Assignment - Write out the entries verbatim and leave the images out of the copy.

....

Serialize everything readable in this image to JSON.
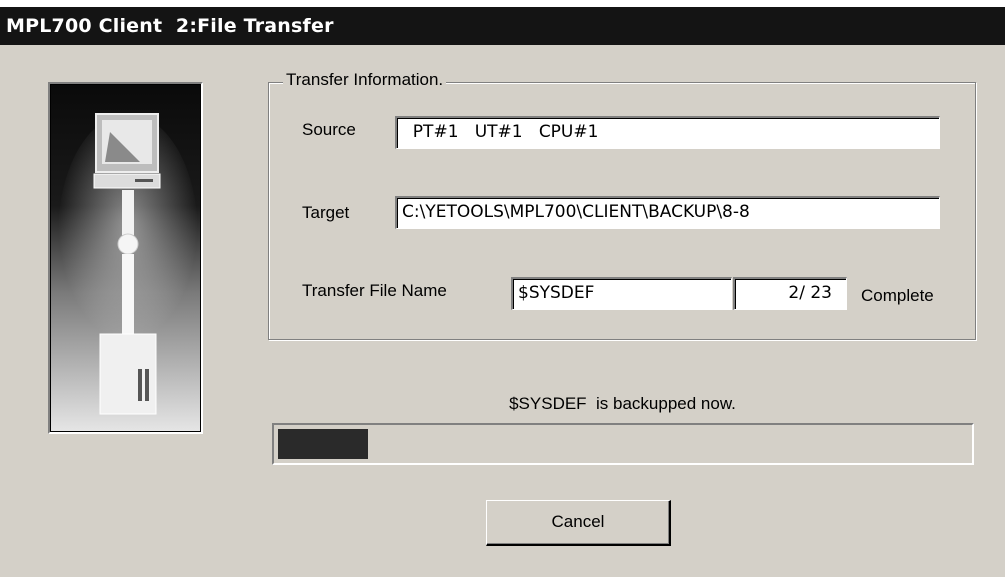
{
  "window": {
    "title": "MPL700 Client  2:File Transfer"
  },
  "group": {
    "legend": "Transfer Information."
  },
  "source": {
    "label": "Source",
    "value": "  PT#1   UT#1   CPU#1"
  },
  "target": {
    "label": "Target",
    "value": "C:\\YETOOLS\\MPL700\\CLIENT\\BACKUP\\8-8"
  },
  "transfer": {
    "label": "Transfer File Name",
    "file_name": "$SYSDEF",
    "count": "2/ 23",
    "complete_label": "Complete"
  },
  "status": {
    "message": "$SYSDEF  is backupped now.",
    "progress_fraction": 0.13
  },
  "buttons": {
    "cancel_label": "Cancel"
  }
}
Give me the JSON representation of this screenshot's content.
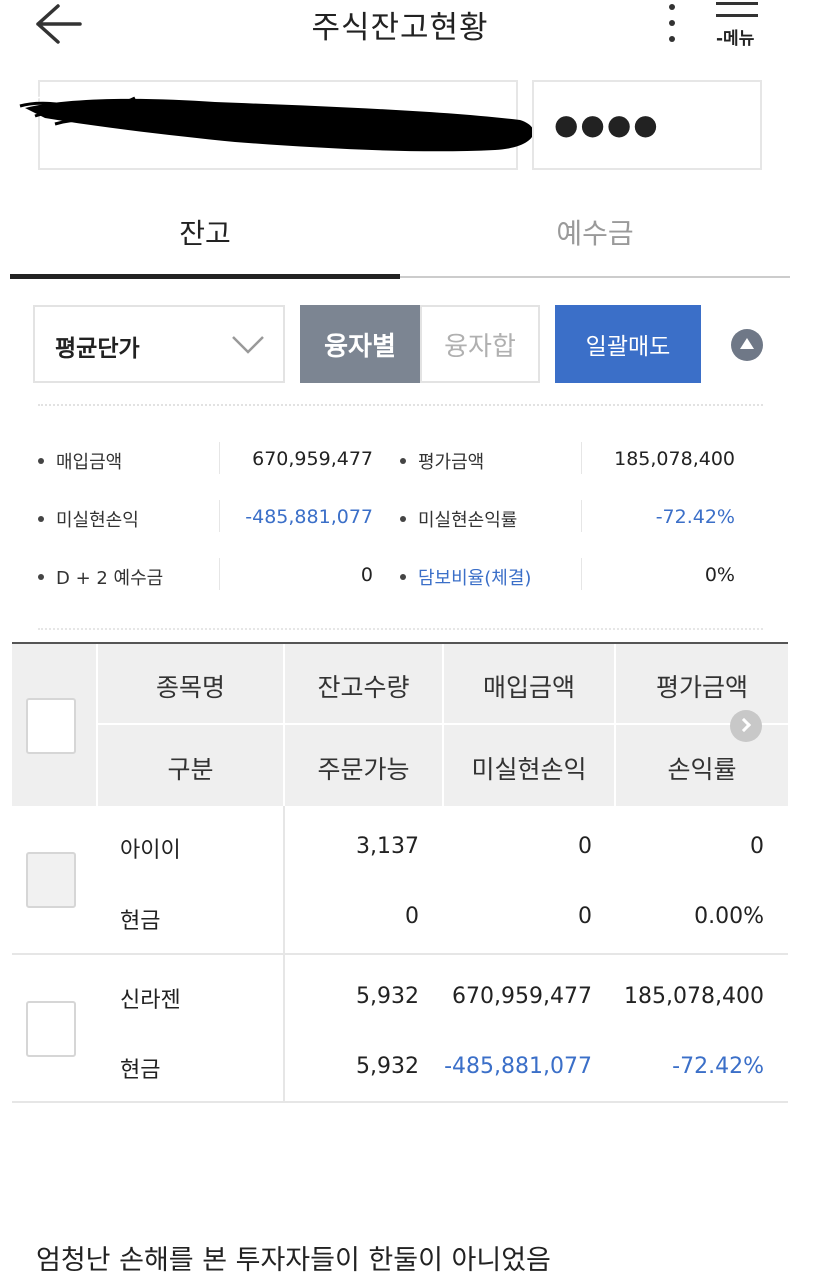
{
  "header": {
    "title": "주식잔고현황",
    "menu_label": "-메뉴"
  },
  "account": {
    "password_mask": "●●●●"
  },
  "tabs": [
    {
      "label": "잔고",
      "active": true
    },
    {
      "label": "예수금",
      "active": false
    }
  ],
  "controls": {
    "select_value": "평균단가",
    "seg_by_loan": "융자별",
    "seg_loan_sum": "융자합",
    "bulk_sell": "일괄매도"
  },
  "summary": {
    "purchase_amount_label": "매입금액",
    "purchase_amount": "670,959,477",
    "eval_amount_label": "평가금액",
    "eval_amount": "185,078,400",
    "unrealized_pl_label": "미실현손익",
    "unrealized_pl": "-485,881,077",
    "unrealized_rate_label": "미실현손익률",
    "unrealized_rate": "-72.42%",
    "d2_deposit_label": "D + 2 예수금",
    "d2_deposit": "0",
    "collateral_ratio_label": "담보비율(체결)",
    "collateral_ratio": "0%"
  },
  "table": {
    "headers_top": [
      "종목명",
      "잔고수량",
      "매입금액",
      "평가금액"
    ],
    "headers_bottom": [
      "구분",
      "주문가능",
      "미실현손익",
      "손익률"
    ],
    "rows": [
      {
        "name": "아이이",
        "qty": "3,137",
        "purchase": "0",
        "eval": "0",
        "type": "현금",
        "orderable": "0",
        "pl": "0",
        "rate": "0.00%"
      },
      {
        "name": "신라젠",
        "qty": "5,932",
        "purchase": "670,959,477",
        "eval": "185,078,400",
        "type": "현금",
        "orderable": "5,932",
        "pl": "-485,881,077",
        "rate": "-72.42%"
      }
    ]
  },
  "colors": {
    "accent": "#3b6fc8",
    "segment_active": "#7c8592",
    "negative": "#3b6fc8"
  },
  "caption": "엄청난 손해를 본 투자자들이 한둘이 아니었음"
}
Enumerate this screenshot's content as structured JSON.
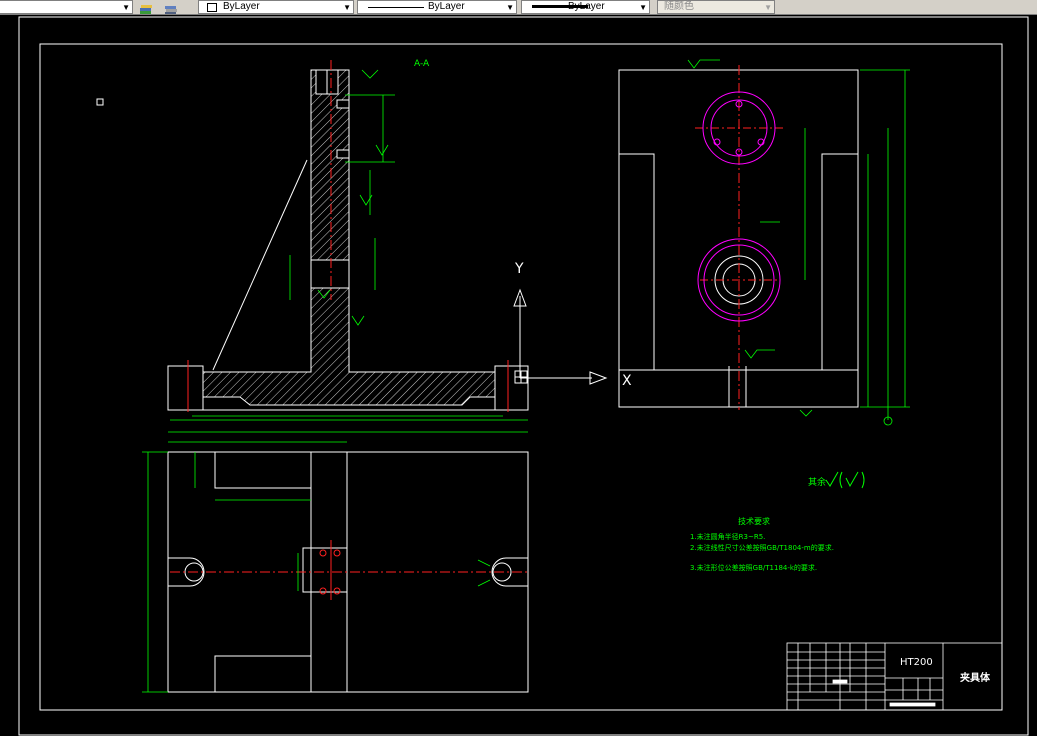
{
  "toolbar": {
    "layer_combo_value": "ByLayer",
    "linetype_combo_value": "ByLayer",
    "lineweight_combo_value": "ByLayer",
    "plotstyle_combo_value": "随颜色"
  },
  "drawing": {
    "section_label": "A-A",
    "axis_y_label": "Y",
    "axis_x_label": "X",
    "surface_note": "其余",
    "tech_req_title": "技术要求",
    "tech_req_lines": [
      "1.未注圆角半径R3~R5.",
      "2.未注线性尺寸公差按照GB/T1804-m的要求.",
      "3.未注形位公差按照GB/T1184-k的要求."
    ],
    "title_block": {
      "material": "HT200",
      "part_name": "夹具体"
    }
  },
  "colors": {
    "background": "#000000",
    "geometry": "#ffffff",
    "dimension": "#00ff00",
    "centerline": "#ff2020",
    "hidden": "#ff00ff",
    "toolbar": "#d4d0c8"
  }
}
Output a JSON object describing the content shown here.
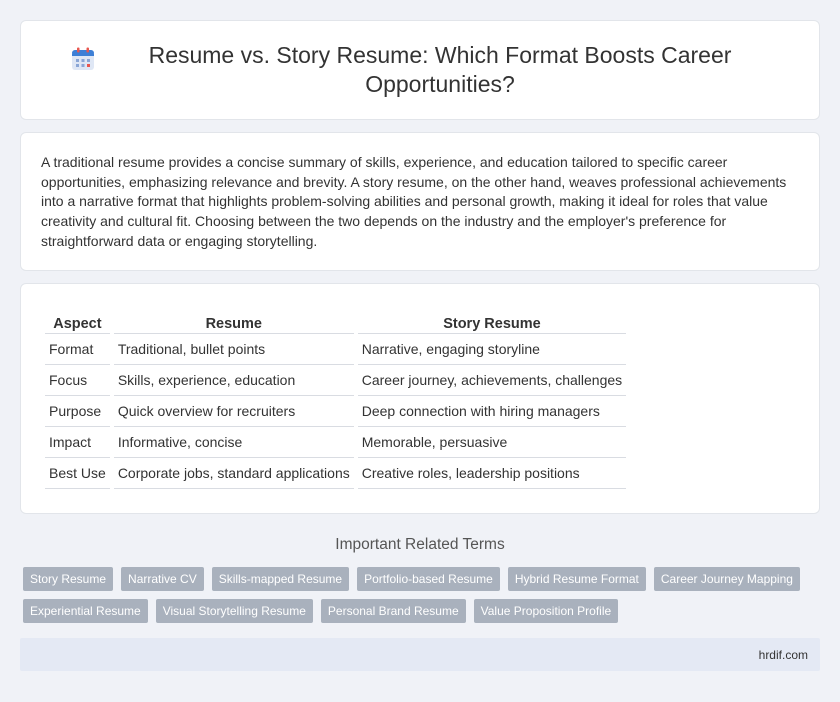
{
  "header": {
    "title": "Resume vs. Story Resume: Which Format Boosts Career Opportunities?",
    "icon": "calendar-icon"
  },
  "intro": {
    "text": "A traditional resume provides a concise summary of skills, experience, and education tailored to specific career opportunities, emphasizing relevance and brevity. A story resume, on the other hand, weaves professional achievements into a narrative format that highlights problem-solving abilities and personal growth, making it ideal for roles that value creativity and cultural fit. Choosing between the two depends on the industry and the employer's preference for straightforward data or engaging storytelling."
  },
  "comparison": {
    "headers": [
      "Aspect",
      "Resume",
      "Story Resume"
    ],
    "rows": [
      [
        "Format",
        "Traditional, bullet points",
        "Narrative, engaging storyline"
      ],
      [
        "Focus",
        "Skills, experience, education",
        "Career journey, achievements, challenges"
      ],
      [
        "Purpose",
        "Quick overview for recruiters",
        "Deep connection with hiring managers"
      ],
      [
        "Impact",
        "Informative, concise",
        "Memorable, persuasive"
      ],
      [
        "Best Use",
        "Corporate jobs, standard applications",
        "Creative roles, leadership positions"
      ]
    ]
  },
  "related": {
    "title": "Important Related Terms",
    "tags": [
      "Story Resume",
      "Narrative CV",
      "Skills-mapped Resume",
      "Portfolio-based Resume",
      "Hybrid Resume Format",
      "Career Journey Mapping",
      "Experiential Resume",
      "Visual Storytelling Resume",
      "Personal Brand Resume",
      "Value Proposition Profile"
    ]
  },
  "footer": {
    "site": "hrdif.com"
  },
  "colors": {
    "background": "#f0f2f7",
    "tag_bg": "#a9b1bd",
    "footer_bg": "#e4e9f4",
    "icon_blue": "#3d7fd6",
    "icon_red": "#e8564f"
  }
}
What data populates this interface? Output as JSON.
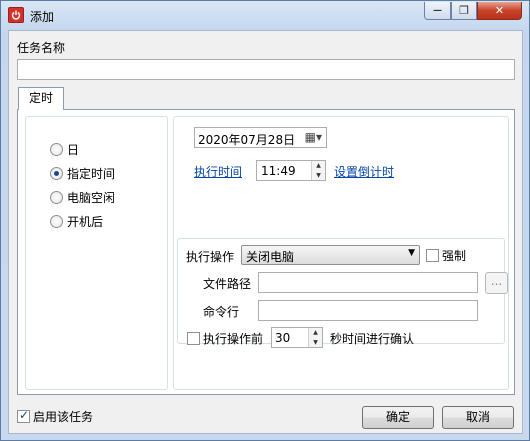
{
  "window": {
    "title": "添加",
    "min_label": "—",
    "max_label": "❐",
    "close_label": "✕"
  },
  "task_name": {
    "label": "任务名称",
    "value": ""
  },
  "tabs": [
    {
      "label": "定时"
    }
  ],
  "schedule": {
    "options": [
      {
        "label": "日",
        "checked": false
      },
      {
        "label": "指定时间",
        "checked": true
      },
      {
        "label": "电脑空闲",
        "checked": false
      },
      {
        "label": "开机后",
        "checked": false
      }
    ],
    "date_value": "2020年07月28日",
    "exec_time_link": "执行时间",
    "time_value": "11:49",
    "countdown_link": "设置倒计时"
  },
  "action": {
    "label": "执行操作",
    "selected": "关闭电脑",
    "force_label": "强制",
    "force_checked": false,
    "file_path_label": "文件路径",
    "file_path_value": "",
    "browse_label": "...",
    "command_label": "命令行",
    "command_value": "",
    "confirm_before_label": "执行操作前",
    "confirm_checked": false,
    "confirm_seconds": "30",
    "confirm_suffix": "秒时间进行确认"
  },
  "footer": {
    "enable_label": "启用该任务",
    "enable_checked": true,
    "ok_label": "确定",
    "cancel_label": "取消"
  }
}
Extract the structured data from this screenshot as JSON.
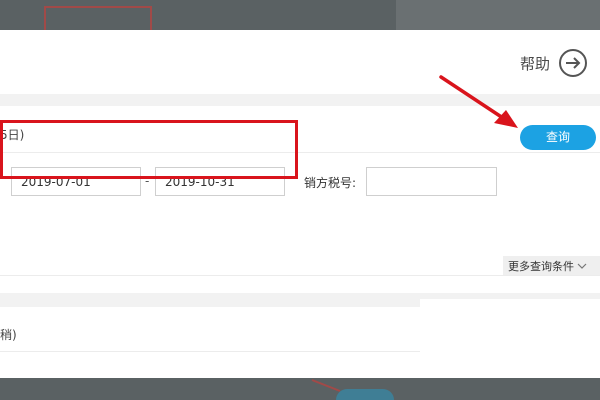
{
  "modal": {
    "help_label": "帮助",
    "section1_title": "5日)",
    "section2_title": "稍)",
    "query_button": "查询",
    "date_start": "2019-07-01",
    "date_separator": "-",
    "date_end": "2019-10-31",
    "seller_tax_label": "销方税号:",
    "seller_tax_value": "",
    "more_conditions": "更多查询条件"
  },
  "colors": {
    "accent": "#1ca2e3",
    "annotation_red": "#d9141c"
  }
}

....

Output for this exercise -
Serialize everything readable in this image to JSON.
{
  "window": {
    "title": "MPL700 Client  2:File Transfer"
  },
  "group": {
    "legend": "Transfer Information."
  },
  "source": {
    "label": "Source",
    "value": "  PT#1   UT#1   CPU#1"
  },
  "target": {
    "label": "Target",
    "value": "C:\\YETOOLS\\MPL700\\CLIENT\\BACKUP\\8-8"
  },
  "transfer": {
    "label": "Transfer File Name",
    "file_name": "$SYSDEF",
    "count": "2/ 23",
    "complete_label": "Complete"
  },
  "status": {
    "message": "$SYSDEF  is backupped now.",
    "progress_fraction": 0.13
  },
  "buttons": {
    "cancel_label": "Cancel"
  }
}
Give me the JSON representation of this screenshot's content.
{
  "header": {
    "title": "주식잔고현황",
    "menu_label": "-메뉴"
  },
  "account": {
    "password_mask": "●●●●"
  },
  "tabs": [
    {
      "label": "잔고",
      "active": true
    },
    {
      "label": "예수금",
      "active": false
    }
  ],
  "controls": {
    "select_value": "평균단가",
    "seg_by_loan": "융자별",
    "seg_loan_sum": "융자합",
    "bulk_sell": "일괄매도"
  },
  "summary": {
    "purchase_amount_label": "매입금액",
    "purchase_amount": "670,959,477",
    "eval_amount_label": "평가금액",
    "eval_amount": "185,078,400",
    "unrealized_pl_label": "미실현손익",
    "unrealized_pl": "-485,881,077",
    "unrealized_rate_label": "미실현손익률",
    "unrealized_rate": "-72.42%",
    "d2_deposit_label": "D + 2 예수금",
    "d2_deposit": "0",
    "collateral_ratio_label": "담보비율(체결)",
    "collateral_ratio": "0%"
  },
  "table": {
    "headers_top": [
      "종목명",
      "잔고수량",
      "매입금액",
      "평가금액"
    ],
    "headers_bottom": [
      "구분",
      "주문가능",
      "미실현손익",
      "손익률"
    ],
    "rows": [
      {
        "name": "아이이",
        "qty": "3,137",
        "purchase": "0",
        "eval": "0",
        "type": "현금",
        "orderable": "0",
        "pl": "0",
        "rate": "0.00%"
      },
      {
        "name": "신라젠",
        "qty": "5,932",
        "purchase": "670,959,477",
        "eval": "185,078,400",
        "type": "현금",
        "orderable": "5,932",
        "pl": "-485,881,077",
        "rate": "-72.42%"
      }
    ]
  },
  "colors": {
    "accent": "#3b6fc8",
    "segment_active": "#7c8592",
    "negative": "#3b6fc8"
  },
  "caption": "엄청난 손해를 본 투자자들이 한둘이 아니었음"
}
Enumerate this screenshot's content as structured JSON.
{
  "toolbar": {
    "layer_combo_value": "ByLayer",
    "linetype_combo_value": "ByLayer",
    "lineweight_combo_value": "ByLayer",
    "plotstyle_combo_value": "随颜色"
  },
  "drawing": {
    "section_label": "A-A",
    "axis_y_label": "Y",
    "axis_x_label": "X",
    "surface_note": "其余",
    "tech_req_title": "技术要求",
    "tech_req_lines": [
      "1.未注圆角半径R3~R5.",
      "2.未注线性尺寸公差按照GB/T1804-m的要求.",
      "3.未注形位公差按照GB/T1184-k的要求."
    ],
    "title_block": {
      "material": "HT200",
      "part_name": "夹具体"
    }
  },
  "colors": {
    "background": "#000000",
    "geometry": "#ffffff",
    "dimension": "#00ff00",
    "centerline": "#ff2020",
    "hidden": "#ff00ff",
    "toolbar": "#d4d0c8"
  }
}
Output a JSON object describing the content shown here.
{
  "header": {
    "title": "Resume vs. Story Resume: Which Format Boosts Career Opportunities?",
    "icon": "calendar-icon"
  },
  "intro": {
    "text": "A traditional resume provides a concise summary of skills, experience, and education tailored to specific career opportunities, emphasizing relevance and brevity. A story resume, on the other hand, weaves professional achievements into a narrative format that highlights problem-solving abilities and personal growth, making it ideal for roles that value creativity and cultural fit. Choosing between the two depends on the industry and the employer's preference for straightforward data or engaging storytelling."
  },
  "comparison": {
    "headers": [
      "Aspect",
      "Resume",
      "Story Resume"
    ],
    "rows": [
      [
        "Format",
        "Traditional, bullet points",
        "Narrative, engaging storyline"
      ],
      [
        "Focus",
        "Skills, experience, education",
        "Career journey, achievements, challenges"
      ],
      [
        "Purpose",
        "Quick overview for recruiters",
        "Deep connection with hiring managers"
      ],
      [
        "Impact",
        "Informative, concise",
        "Memorable, persuasive"
      ],
      [
        "Best Use",
        "Corporate jobs, standard applications",
        "Creative roles, leadership positions"
      ]
    ]
  },
  "related": {
    "title": "Important Related Terms",
    "tags": [
      "Story Resume",
      "Narrative CV",
      "Skills-mapped Resume",
      "Portfolio-based Resume",
      "Hybrid Resume Format",
      "Career Journey Mapping",
      "Experiential Resume",
      "Visual Storytelling Resume",
      "Personal Brand Resume",
      "Value Proposition Profile"
    ]
  },
  "footer": {
    "site": "hrdif.com"
  },
  "colors": {
    "background": "#f0f2f7",
    "tag_bg": "#a9b1bd",
    "footer_bg": "#e4e9f4",
    "icon_blue": "#3d7fd6",
    "icon_red": "#e8564f"
  }
}
What data populates this interface? Output as JSON.
{
  "window": {
    "title": "添加",
    "min_label": "—",
    "max_label": "❐",
    "close_label": "✕"
  },
  "task_name": {
    "label": "任务名称",
    "value": ""
  },
  "tabs": [
    {
      "label": "定时"
    }
  ],
  "schedule": {
    "options": [
      {
        "label": "日",
        "checked": false
      },
      {
        "label": "指定时间",
        "checked": true
      },
      {
        "label": "电脑空闲",
        "checked": false
      },
      {
        "label": "开机后",
        "checked": false
      }
    ],
    "date_value": "2020年07月28日",
    "exec_time_link": "执行时间",
    "time_value": "11:49",
    "countdown_link": "设置倒计时"
  },
  "action": {
    "label": "执行操作",
    "selected": "关闭电脑",
    "force_label": "强制",
    "force_checked": false,
    "file_path_label": "文件路径",
    "file_path_value": "",
    "browse_label": "...",
    "command_label": "命令行",
    "command_value": "",
    "confirm_before_label": "执行操作前",
    "confirm_checked": false,
    "confirm_seconds": "30",
    "confirm_suffix": "秒时间进行确认"
  },
  "footer": {
    "enable_label": "启用该任务",
    "enable_checked": true,
    "ok_label": "确定",
    "cancel_label": "取消"
  }
}
Extract the structured data from this screenshot as JSON.
{
  "modal": {
    "help_label": "帮助",
    "section1_title": "5日)",
    "section2_title": "稍)",
    "query_button": "查询",
    "date_start": "2019-07-01",
    "date_separator": "-",
    "date_end": "2019-10-31",
    "seller_tax_label": "销方税号:",
    "seller_tax_value": "",
    "more_conditions": "更多查询条件"
  },
  "colors": {
    "accent": "#1ca2e3",
    "annotation_red": "#d9141c"
  }
}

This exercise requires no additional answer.